The excellence continues with the sensor. I’d be comfortable letting auto-ISO do whatever it wants up to ISO 6400. I’m less comfortable with Fuji’s go-it-alone stance with the unusual X-Trans design and in not working closely with the big-name RAW converters. (There are those swinging balls again.)
So the camera’s bones are solid. That said, no review of a Fuji camera can skip the laundry list of interface oddities:
- In Macro mode (which forces the EVF), the EVF/OVF switch doesn’t switch you out of Macro mode to the OVF; you have to cancel out of Macro mode first
- The major command dial directly under thumb has no function unless you’re using the Q menu (I think?)
- Three of the four directions on the directional pad do nothing unless you’re in the Q menu. (Again, I think?!)
- The sensor that detects when you have an eye to the viewfinder can be flummoxed by bright, overhead daylight, which is precisely when you most need the viewfinder
- There’s a button dedicated to metering when I would think the AE lock and the exposure compensation dial entirely remove the need to quickly change the metering pattern.
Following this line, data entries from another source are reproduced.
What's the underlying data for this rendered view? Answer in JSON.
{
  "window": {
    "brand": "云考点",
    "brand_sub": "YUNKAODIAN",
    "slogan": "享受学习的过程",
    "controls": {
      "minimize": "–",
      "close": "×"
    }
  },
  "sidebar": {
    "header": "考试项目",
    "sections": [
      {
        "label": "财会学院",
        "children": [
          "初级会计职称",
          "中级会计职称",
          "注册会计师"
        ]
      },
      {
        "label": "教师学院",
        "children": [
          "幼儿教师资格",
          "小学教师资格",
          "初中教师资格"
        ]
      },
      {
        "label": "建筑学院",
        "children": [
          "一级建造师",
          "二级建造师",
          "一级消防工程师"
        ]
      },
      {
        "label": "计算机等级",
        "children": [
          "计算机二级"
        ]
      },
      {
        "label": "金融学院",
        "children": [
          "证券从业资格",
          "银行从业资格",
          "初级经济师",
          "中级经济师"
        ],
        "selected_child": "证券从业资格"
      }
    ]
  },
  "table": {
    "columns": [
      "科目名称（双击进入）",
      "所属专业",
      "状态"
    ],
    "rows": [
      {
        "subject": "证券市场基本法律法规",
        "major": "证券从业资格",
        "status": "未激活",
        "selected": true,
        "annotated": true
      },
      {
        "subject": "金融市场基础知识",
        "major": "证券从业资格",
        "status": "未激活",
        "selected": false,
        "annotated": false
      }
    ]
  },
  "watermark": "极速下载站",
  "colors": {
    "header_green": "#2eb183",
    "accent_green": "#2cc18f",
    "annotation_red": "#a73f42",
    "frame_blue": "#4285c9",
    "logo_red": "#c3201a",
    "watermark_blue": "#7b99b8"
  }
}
Am I missing something on that?
(I also couldn’t figure out how to shoot a video with it. I consider this a positive.)
Of course none of these ruin the camera. Also keep in mind I only rented it for a week; with more time, you adjust and compensate for the quirks and limitations of any camera.
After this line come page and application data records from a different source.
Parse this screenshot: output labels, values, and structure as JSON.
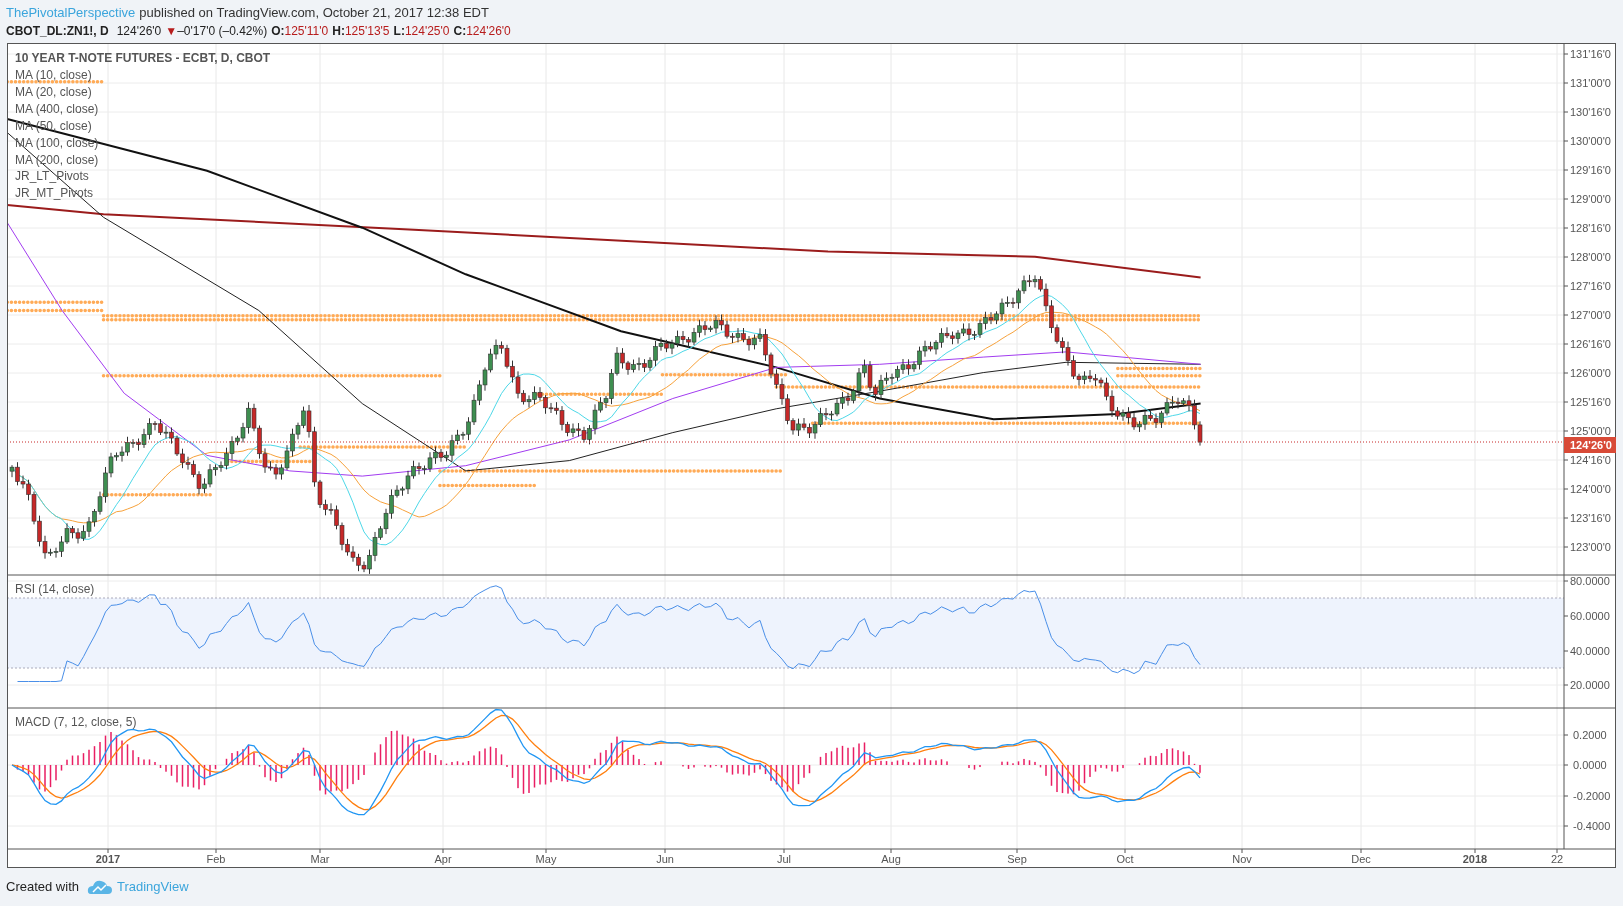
{
  "header": {
    "author": "ThePivotalPerspective",
    "published": "published on TradingView.com, October 21, 2017 12:38 EDT"
  },
  "quote": {
    "symbol": "CBOT_DL:ZN1!, D",
    "last": "124'26'0",
    "arrow": "▼",
    "change": "–0'17'0 (–0.42%)",
    "ohlc": [
      {
        "label": "O:",
        "value": "125'11'0"
      },
      {
        "label": "H:",
        "value": "125'13'5"
      },
      {
        "label": "L:",
        "value": "124'25'0"
      },
      {
        "label": "C:",
        "value": "124'26'0"
      }
    ]
  },
  "main_pane": {
    "title": "10 YEAR T-NOTE FUTURES - ECBT, D, CBOT",
    "legend": [
      "MA (10, close)",
      "MA (20, close)",
      "MA (400, close)",
      "MA (50, close)",
      "MA (100, close)",
      "MA (200, close)",
      "JR_LT_Pivots",
      "JR_MT_Pivots"
    ],
    "price_ticks": [
      "131'16'0",
      "131'00'0",
      "130'16'0",
      "130'00'0",
      "129'16'0",
      "129'00'0",
      "128'16'0",
      "128'00'0",
      "127'16'0",
      "127'00'0",
      "126'16'0",
      "126'00'0",
      "125'16'0",
      "125'00'0",
      "124'16'0",
      "124'00'0",
      "123'16'0",
      "123'00'0"
    ],
    "last_price_label": "124'26'0"
  },
  "rsi_pane": {
    "title": "RSI (14, close)",
    "ticks": [
      "80.0000",
      "60.0000",
      "40.0000",
      "20.0000"
    ]
  },
  "macd_pane": {
    "title": "MACD (7, 12, close, 5)",
    "ticks": [
      "0.2000",
      "0.0000",
      "-0.2000",
      "-0.4000"
    ]
  },
  "time_axis": [
    {
      "label": "2017",
      "kind": "year"
    },
    {
      "label": "Feb",
      "kind": "month"
    },
    {
      "label": "Mar",
      "kind": "month"
    },
    {
      "label": "Apr",
      "kind": "month"
    },
    {
      "label": "May",
      "kind": "month"
    },
    {
      "label": "Jun",
      "kind": "month"
    },
    {
      "label": "Jul",
      "kind": "month"
    },
    {
      "label": "Aug",
      "kind": "month"
    },
    {
      "label": "Sep",
      "kind": "month"
    },
    {
      "label": "Oct",
      "kind": "month"
    },
    {
      "label": "Nov",
      "kind": "month"
    },
    {
      "label": "Dec",
      "kind": "month"
    },
    {
      "label": "2018",
      "kind": "year"
    },
    {
      "label": "22",
      "kind": "day"
    }
  ],
  "footer": {
    "text": "Created with",
    "brand": "TradingView"
  }
}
And Fuji’s on to something: DSLRs in this price range have better-faster-stronger specs but don’t deliver the same experience as an X-Pro1. With the direct controls and the retro good looks and the big viewfinder and the excellent lens, I thought it was – most of the time – a blast to use.
Fujifilm’s designers are in a tight spot: they based their design on the best elements of simple cameras, but no digital camera is simple thanks to the demands of the typical “what-about-my-astrophotography” camera buyer. I do not envy their position.
That said, it’s to Fujifilm’s credit that critics are mostly clamoring for a slightly more polished camera instead of kvetching about image quality. I say give them another round to take advantage of better electronics and user feedback. While I may eat these words later, I’m optimistic Fujifilm will deliver.
I mean, have you seen the reviews of the X100S? David Hobby called it “damn close” to a perfect camera; Luminous Landscape left little puddles of drool all over their website.
More than some other manufacturers, I get the sense that Fujifilm is hungry to do better. Each round of cameras is exponentially better than their last. They’re getting better at high-end digital cameras faster than the competition is getting better at doing, well, anything interesting.
So while the X-Pro1 is not quite the simpler digital camera some of us are clamoring for and that will never come – hell, even Leicas do video now – they’ve definitely got my attention.